Today, the biggest ever fuel poverty campaign, the Energy Bill Revolution, starts a week-long programme of action designed to raise awareness at the highest political levels of the energy crisis facing the country. The economy may be showing green shoots, but rising fuel costs are hurting the pockets of many of the UK's hardest-pressed, low-income families - threatening to undermine economic recovery as well as dragging even more people into poverty.
One in four households have to make a daily choice between eating and heating, and last week shocking new figures were published revealing that 2.2 million children are living in fuel poverty. Those children are suffering from the daily misery of living in cold homes, damaging their health and eroding their educational prospects.
With energy prices set to rise even further, the problem is set to get worse, not better, unless we treat the root cause of the problem: our ailing housing stock.
Our homes - the leakiest in Europe - are spewing heat out of our many single-glazed windows, uninsulated walls and lofts, and gaps in our floorboards. Locking heat into our homes through insulation, and educating householders so they understand how to use energy more wisely, will be the single most effective way of ending fuel poverty for good.
The good news is, the knowledge and skills are already out there to do this. In the 14 years since I created the Ashden Awards, I have seen a range of energy agencies, businesses and local authorities taking a wide variety of approaches to helping people insulate their homes and use energy more wisely, so they stay warm through the winter.
They include housing associations like Radian, which has refurbished its tenants' homes from top to bottom so they don't waste heat, combined with employing dedicated teams of energy advisors. These advisors develop long-term relationships with their tenants, showing them how to understand their energy bills, and giving them simple tips like turning thermostats down one degree.
They also include businesses developing innovative processes to make it cheaper and easier to install solid wall insulation. For example, the Sustainable Energy Academy and United House have developed a low-cost, low-mess process to insulate solid walls, which saves people up to £400 on their fuel bills. If all the UK's 7 million hard-to-treat homes were insulated in this way that would save the economy up to £3bn.
Then there are energy agencies like the Centre for Sustainable Energy in Bristol, whose simple, accessible awareness-raising videos portray the reality of living in a cold home, or Severn Wye Energy Agency, which through working in partnership with health authorities is getting support to the people who need it most, so far lifting 40,000 households out of fuel poverty.

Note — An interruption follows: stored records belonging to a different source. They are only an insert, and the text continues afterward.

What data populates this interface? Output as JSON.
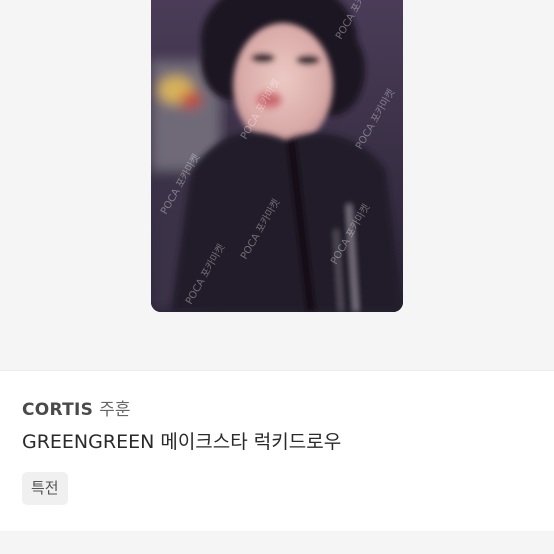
{
  "product": {
    "image": {
      "watermark": "POCA 포카마켓"
    },
    "group": "CORTIS",
    "member": "주훈",
    "title": "GREENGREEN 메이크스타 럭키드로우",
    "badge": "특전"
  },
  "colors": {
    "image_background": "#f5f5f5",
    "card_dark": "#221c2d",
    "badge_background": "#f0f0f0"
  }
}
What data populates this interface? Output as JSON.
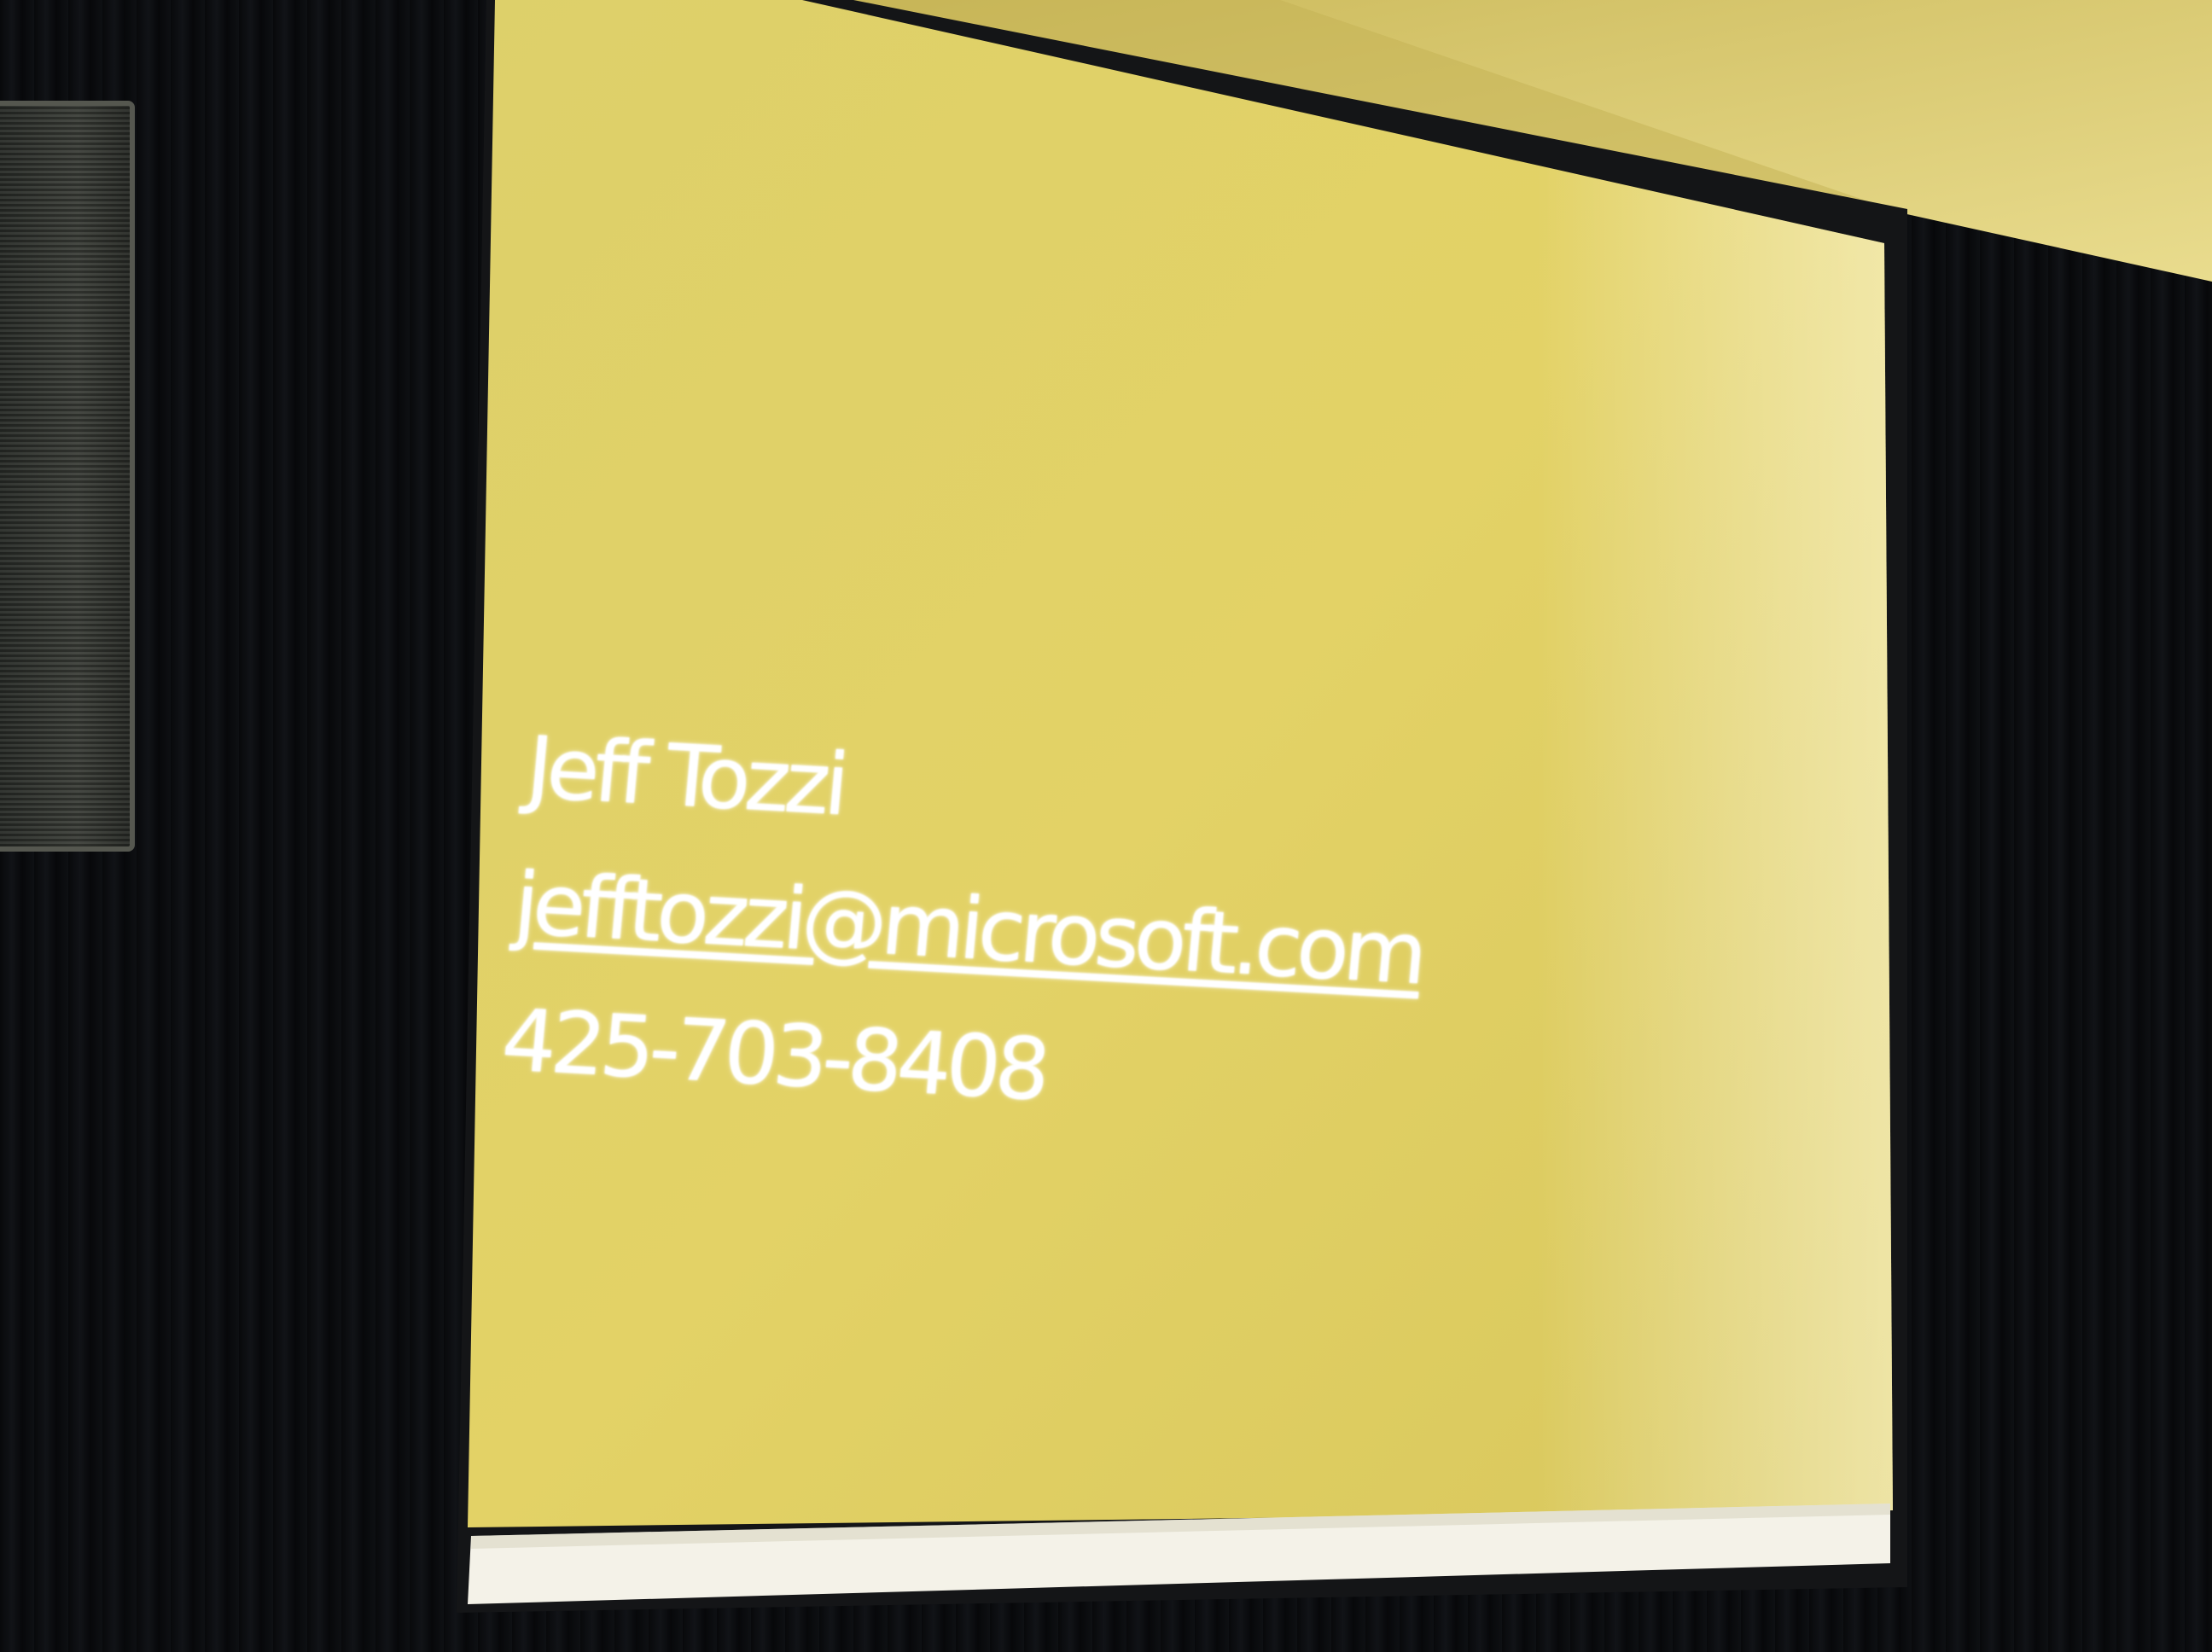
{
  "slide": {
    "name": "Jeff Tozzi",
    "email": "jefftozzi@microsoft.com",
    "phone": "425-703-8408",
    "background_color": "#e3d266",
    "text_color": "#ffffff"
  }
}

Organisations like these are at the forefront of tackling the fuel poverty crisis in the UK. They're not just putting more money into people's pockets at the same time as warming their homes - they're having a profound impact on the health and wellbeing of some of the poorest and most vulnerable sections of society.
But just when the services of organisations like these are needed the most, funding and support from both central and local government is being cut back.
Cuts to the Eco announced in December threaten to undermine work on solid wall insulation for the fuel poor. Many groups fear threats to funding for free advice services, while loss of capacity at local government level to work on local programmes, are all damaging their ability to meet the rapidly rising demand for their services.
That's why we have launched a new award for outstanding achievement in tackling fuel poverty. Our shortlist includes Ashden Award-winning organisations that are not just putting more money into people's pockets - they're providing more jobs, and helping make people happier and healthier, as well as further boosting economic recovery.
By showcasing the very best of these organisations, we aim to offer them the exposure and support they need to help expand their work even further, and encourage others to follow.
The Ashden Awards were created in 2001 to reward, promote and support sustainable energy organisations that are transforming lives in the UK and developing world.
The organisations shortlisted for the Award for Outstanding Achievement in Tackling Fuel Poverty are: Community Energy Plus; the Centre for Sustainable Energy; the Energy Agency (Ayrshire); Leeds City Council; Radian Housing Association and the Severn Wye Energy Agency.The winner will be announced at the Royal Geographical Society on 22 May.Suggest a correction